AIM OF THE EXERCISE » Find how many lines below mention "this". Nothing but the number is needed.

RECORDS FOR THE EXERCISE »
..........

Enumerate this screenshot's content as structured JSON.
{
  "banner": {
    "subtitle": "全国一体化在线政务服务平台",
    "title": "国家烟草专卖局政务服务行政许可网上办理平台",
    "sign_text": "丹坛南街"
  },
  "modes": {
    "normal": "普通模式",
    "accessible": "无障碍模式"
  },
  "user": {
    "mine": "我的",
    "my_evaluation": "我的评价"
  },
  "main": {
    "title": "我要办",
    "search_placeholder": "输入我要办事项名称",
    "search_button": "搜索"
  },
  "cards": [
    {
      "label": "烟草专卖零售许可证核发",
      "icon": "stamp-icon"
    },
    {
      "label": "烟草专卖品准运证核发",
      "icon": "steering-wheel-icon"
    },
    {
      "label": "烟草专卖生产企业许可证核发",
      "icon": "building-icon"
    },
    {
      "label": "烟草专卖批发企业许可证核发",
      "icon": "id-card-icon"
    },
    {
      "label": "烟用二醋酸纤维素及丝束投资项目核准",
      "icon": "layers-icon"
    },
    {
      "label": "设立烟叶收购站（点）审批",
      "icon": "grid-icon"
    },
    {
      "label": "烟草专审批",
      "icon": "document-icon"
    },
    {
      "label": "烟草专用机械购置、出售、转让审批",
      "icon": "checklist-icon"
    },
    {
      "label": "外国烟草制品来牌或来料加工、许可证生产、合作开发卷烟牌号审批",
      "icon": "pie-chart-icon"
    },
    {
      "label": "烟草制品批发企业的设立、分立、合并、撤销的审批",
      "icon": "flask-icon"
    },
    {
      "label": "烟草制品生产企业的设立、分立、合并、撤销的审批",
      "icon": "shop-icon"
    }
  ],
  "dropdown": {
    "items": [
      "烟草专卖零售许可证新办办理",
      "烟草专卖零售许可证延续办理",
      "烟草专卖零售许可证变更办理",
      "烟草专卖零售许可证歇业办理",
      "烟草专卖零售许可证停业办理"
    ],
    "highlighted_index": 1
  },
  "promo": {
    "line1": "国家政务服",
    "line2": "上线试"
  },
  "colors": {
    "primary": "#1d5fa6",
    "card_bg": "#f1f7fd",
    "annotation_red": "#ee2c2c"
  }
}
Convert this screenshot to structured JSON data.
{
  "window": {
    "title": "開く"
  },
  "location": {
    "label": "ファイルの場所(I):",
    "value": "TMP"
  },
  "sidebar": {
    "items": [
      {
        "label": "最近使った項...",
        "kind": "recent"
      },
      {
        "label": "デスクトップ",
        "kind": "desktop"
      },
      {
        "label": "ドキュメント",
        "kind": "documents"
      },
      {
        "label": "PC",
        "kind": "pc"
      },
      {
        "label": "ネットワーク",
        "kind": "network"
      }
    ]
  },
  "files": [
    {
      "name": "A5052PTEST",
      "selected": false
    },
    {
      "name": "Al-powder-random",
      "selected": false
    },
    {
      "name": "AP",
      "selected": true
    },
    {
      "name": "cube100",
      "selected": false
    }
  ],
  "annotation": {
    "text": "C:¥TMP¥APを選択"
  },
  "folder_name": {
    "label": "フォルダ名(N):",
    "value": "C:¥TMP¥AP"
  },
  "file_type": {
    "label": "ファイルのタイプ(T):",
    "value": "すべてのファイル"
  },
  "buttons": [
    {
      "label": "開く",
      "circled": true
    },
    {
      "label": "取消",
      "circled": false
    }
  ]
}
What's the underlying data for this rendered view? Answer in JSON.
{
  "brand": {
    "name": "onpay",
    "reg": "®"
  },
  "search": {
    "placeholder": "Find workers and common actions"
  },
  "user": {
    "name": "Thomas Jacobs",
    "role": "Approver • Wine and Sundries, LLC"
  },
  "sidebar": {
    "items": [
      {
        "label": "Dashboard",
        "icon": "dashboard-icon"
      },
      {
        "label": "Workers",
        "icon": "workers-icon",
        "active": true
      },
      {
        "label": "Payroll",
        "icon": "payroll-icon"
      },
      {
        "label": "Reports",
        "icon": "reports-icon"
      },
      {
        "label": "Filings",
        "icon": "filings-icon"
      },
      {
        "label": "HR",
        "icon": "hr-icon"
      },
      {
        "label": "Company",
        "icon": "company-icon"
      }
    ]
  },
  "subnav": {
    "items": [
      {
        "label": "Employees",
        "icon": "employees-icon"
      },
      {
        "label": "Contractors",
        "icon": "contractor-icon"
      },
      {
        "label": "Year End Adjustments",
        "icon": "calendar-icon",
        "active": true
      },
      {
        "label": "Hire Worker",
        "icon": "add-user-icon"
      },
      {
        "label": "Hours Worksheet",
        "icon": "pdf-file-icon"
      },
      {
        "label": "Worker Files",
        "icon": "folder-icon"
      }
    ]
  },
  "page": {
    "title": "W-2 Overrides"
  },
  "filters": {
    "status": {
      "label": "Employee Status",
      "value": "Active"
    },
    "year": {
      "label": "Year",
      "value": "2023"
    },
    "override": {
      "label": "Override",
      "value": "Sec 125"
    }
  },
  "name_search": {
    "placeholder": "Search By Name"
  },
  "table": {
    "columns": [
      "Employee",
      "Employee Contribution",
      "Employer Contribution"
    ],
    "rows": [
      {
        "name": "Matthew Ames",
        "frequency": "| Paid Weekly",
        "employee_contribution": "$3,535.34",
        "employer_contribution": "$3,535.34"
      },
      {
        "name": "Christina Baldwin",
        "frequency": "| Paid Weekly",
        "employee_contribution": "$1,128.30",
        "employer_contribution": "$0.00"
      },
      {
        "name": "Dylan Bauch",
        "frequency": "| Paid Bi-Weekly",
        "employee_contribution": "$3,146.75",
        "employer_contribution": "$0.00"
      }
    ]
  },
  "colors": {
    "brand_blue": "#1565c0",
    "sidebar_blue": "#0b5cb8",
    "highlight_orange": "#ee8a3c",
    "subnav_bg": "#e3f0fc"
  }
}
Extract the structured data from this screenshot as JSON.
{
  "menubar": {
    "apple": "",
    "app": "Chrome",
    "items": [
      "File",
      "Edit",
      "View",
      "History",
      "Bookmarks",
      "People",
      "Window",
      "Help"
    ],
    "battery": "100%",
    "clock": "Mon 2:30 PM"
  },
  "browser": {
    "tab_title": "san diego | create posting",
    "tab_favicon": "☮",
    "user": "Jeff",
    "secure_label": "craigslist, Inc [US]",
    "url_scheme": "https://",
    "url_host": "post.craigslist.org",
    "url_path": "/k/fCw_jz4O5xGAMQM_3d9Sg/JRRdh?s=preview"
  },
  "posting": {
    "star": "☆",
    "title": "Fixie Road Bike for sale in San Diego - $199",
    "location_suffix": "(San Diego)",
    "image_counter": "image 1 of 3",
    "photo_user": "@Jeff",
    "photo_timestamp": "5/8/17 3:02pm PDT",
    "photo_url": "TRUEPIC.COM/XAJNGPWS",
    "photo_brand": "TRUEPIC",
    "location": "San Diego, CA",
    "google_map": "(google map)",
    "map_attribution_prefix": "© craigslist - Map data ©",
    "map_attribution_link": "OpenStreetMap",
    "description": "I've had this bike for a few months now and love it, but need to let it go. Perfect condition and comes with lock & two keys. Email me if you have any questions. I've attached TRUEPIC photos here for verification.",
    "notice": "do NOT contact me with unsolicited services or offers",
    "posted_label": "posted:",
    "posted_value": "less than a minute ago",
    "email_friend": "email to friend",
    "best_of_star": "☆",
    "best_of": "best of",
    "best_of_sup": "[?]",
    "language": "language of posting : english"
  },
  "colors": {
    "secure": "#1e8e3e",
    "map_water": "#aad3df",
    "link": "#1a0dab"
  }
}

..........

RESPONSE AREA » 5